I have vivid childhood memories of my grandparents repeatedly telling me that it was important to wash fruit and vegetables before eating any with edible skin. If they weren't watching, I often didn't bother though. Even into adulthood, a bag of grapes bought with the food shopping, would often be too tempting (especially if I was thirsty) to survive the journey home, let alone last long enough to be introduced to the kitchen tap! A quick, half-hearted rub of each would suffice and down the hatch they'd go!
Now, knowing so much more about pesticides, decades on, I have finally taken notice of my grandparents' wise warnings and in doing so, I do my very best to avoid buying non-organic food. Many organic sceptics (including Delia Smith) seem to miss the point about why we're better off buying organic food, by assuming that the benefit is largely about taste or nutrition. A while ago I happened to catch a glimpse of a guest on The One Show being asked to blind test some food…… carrots I think, and then guess which sample was the organic one. He stated his verdict with absolute confidence, but unfortunately he picked the wrong one! No doubt the organic sceptics were all rubbing their hands in glee, claiming that this proved their point that organic food was just a fad that conned consumers into parting with more money.
Organic food is not just about taste though. I don't doubt that nutritionally, an organic tomato is quite possibly going to have a very similar nutritional value to a non-organic one – but that's not the issue. It is about buying food which hasn't been genetically modified and, most importantly in my view, food which hasn't been basted in pesticides. In the same way that this website denounces the detrimental effects of pesticides on cotton farmers and their workers, the same welfare concerns of course apply for pesticide use on food crops. Even if you are able to put the humanitarian factors to the back of your mind, washing your fruit and vegetables doesn't necessarily remove all residues of pesticides and the idea of ingesting these toxins is a particularly unpalatable one.

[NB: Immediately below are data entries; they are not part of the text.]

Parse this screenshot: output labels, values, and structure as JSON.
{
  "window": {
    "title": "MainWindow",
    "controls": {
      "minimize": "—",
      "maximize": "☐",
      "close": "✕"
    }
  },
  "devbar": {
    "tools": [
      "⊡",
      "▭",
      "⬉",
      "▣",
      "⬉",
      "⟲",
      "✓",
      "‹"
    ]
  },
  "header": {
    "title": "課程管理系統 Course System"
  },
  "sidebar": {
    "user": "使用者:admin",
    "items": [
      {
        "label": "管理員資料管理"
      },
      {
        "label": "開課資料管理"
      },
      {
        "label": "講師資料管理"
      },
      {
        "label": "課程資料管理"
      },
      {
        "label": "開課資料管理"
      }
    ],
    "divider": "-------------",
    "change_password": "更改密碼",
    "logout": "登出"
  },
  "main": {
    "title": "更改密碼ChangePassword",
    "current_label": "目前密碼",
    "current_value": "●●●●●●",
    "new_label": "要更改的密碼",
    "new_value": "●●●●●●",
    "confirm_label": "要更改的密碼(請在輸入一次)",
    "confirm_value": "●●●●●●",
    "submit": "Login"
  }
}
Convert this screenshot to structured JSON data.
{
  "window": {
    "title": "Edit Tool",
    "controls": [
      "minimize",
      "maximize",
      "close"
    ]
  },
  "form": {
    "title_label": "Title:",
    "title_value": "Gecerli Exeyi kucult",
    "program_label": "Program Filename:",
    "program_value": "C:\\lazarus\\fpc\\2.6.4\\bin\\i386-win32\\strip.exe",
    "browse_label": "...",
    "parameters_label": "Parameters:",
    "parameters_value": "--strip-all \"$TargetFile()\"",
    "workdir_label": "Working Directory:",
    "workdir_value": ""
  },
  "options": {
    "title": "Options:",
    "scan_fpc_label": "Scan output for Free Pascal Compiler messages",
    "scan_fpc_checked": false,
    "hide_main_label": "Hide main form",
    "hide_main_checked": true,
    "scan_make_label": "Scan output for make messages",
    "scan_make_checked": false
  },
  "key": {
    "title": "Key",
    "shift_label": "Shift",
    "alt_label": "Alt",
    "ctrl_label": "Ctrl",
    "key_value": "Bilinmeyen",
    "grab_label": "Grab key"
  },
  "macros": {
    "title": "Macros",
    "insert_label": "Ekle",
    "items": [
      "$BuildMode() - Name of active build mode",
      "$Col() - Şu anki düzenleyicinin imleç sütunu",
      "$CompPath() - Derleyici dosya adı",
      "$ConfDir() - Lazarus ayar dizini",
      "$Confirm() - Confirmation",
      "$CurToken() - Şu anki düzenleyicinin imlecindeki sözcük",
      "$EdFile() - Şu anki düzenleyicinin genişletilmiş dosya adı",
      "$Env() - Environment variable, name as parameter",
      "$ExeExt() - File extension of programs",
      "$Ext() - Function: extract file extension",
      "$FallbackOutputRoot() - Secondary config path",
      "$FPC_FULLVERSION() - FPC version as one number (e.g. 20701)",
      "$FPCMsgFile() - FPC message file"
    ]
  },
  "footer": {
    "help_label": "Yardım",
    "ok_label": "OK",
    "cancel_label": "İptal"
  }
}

Nobody would consider dousing their food in chemical household cleaning chemicals - and then trying to rinse it all away, yet we don't seem to be so particular about the poisonous chemicals that have been used in our food's production, before we bought it.
Don't be fooled into thinking that the effects of pesticides in farming is limited to faraway countries and that here in the UK we're better protected from the use of harmful chemicals on home-grown food. Georgina Downs has campaigned vigorously against the use of pesticides. In November 2008, she made legal history, winning a high-profile and landmark case against the government for their failure to protect the public against the use of pesticide-spraying. People living, working or going to school in rural areas or near agricultural fields are at the greatest risk of developing potentially serious health problems due to the spraying of crops nearby.
Pesticides are often: known or suspected carcinogens; hormone disruptors; neurotoxins; or developmental and reproductive toxicants, attributed to a multitude of health problems. A new study by Harvard claims that even tiny, allowable amounts of a common pesticide class can have dramatic effects on brain chemistry. Children have long-since been known to be especially vulnerable to the effects of toxins and they're reportedly twice as likely to have ADHD if they have above average pesticides levels.
Extremely worryingly, pesticides are also being considered to be a significant factor in the very serious issue of the massive decline globally of bees. Albert Einstein is said to have estimated that humanity would be unable to survive more than four years without bees. The US has recently reported that for the third year running, their bee population has declined by a third.
So I would urge you to consider choosing organic products wherever possible. Supermarkets are offering more and more organic options for everyday foods. You'd be amazed though at the worst culprits for high pesticide content – flour being a particularly unexpected one.
Choosing organic food may cost a little more than non-organic – but these days, it often really is only a LITTLE bit more. How easily do we waste much more than a few pounds or pence on other products or unnecessary purchases, without a thought? Jamie Oliver, in his mission to encourage more people to eat organic chicken despite the higher cost, offered the very valid argument to just eat chicken less often but to buy organic when you do.
Choosing organic food will help the environment and agricultural workers worldwide (many are children), as well as helping to safeguard your and your children's health too. Going organic will also encourage the shops to widen their range, through increased demand and by keeping it viable for them stock organic products with reduced wastage from unbought organic lines.
To find out more about the pesticides in your food, use this great What's On My Food tool (by clicking on the "What's on my food?" banner, above) from PAN UK (Pesticides Action Network UK) which will tell you what you really are eating. Try it out… you'd be amazed!!!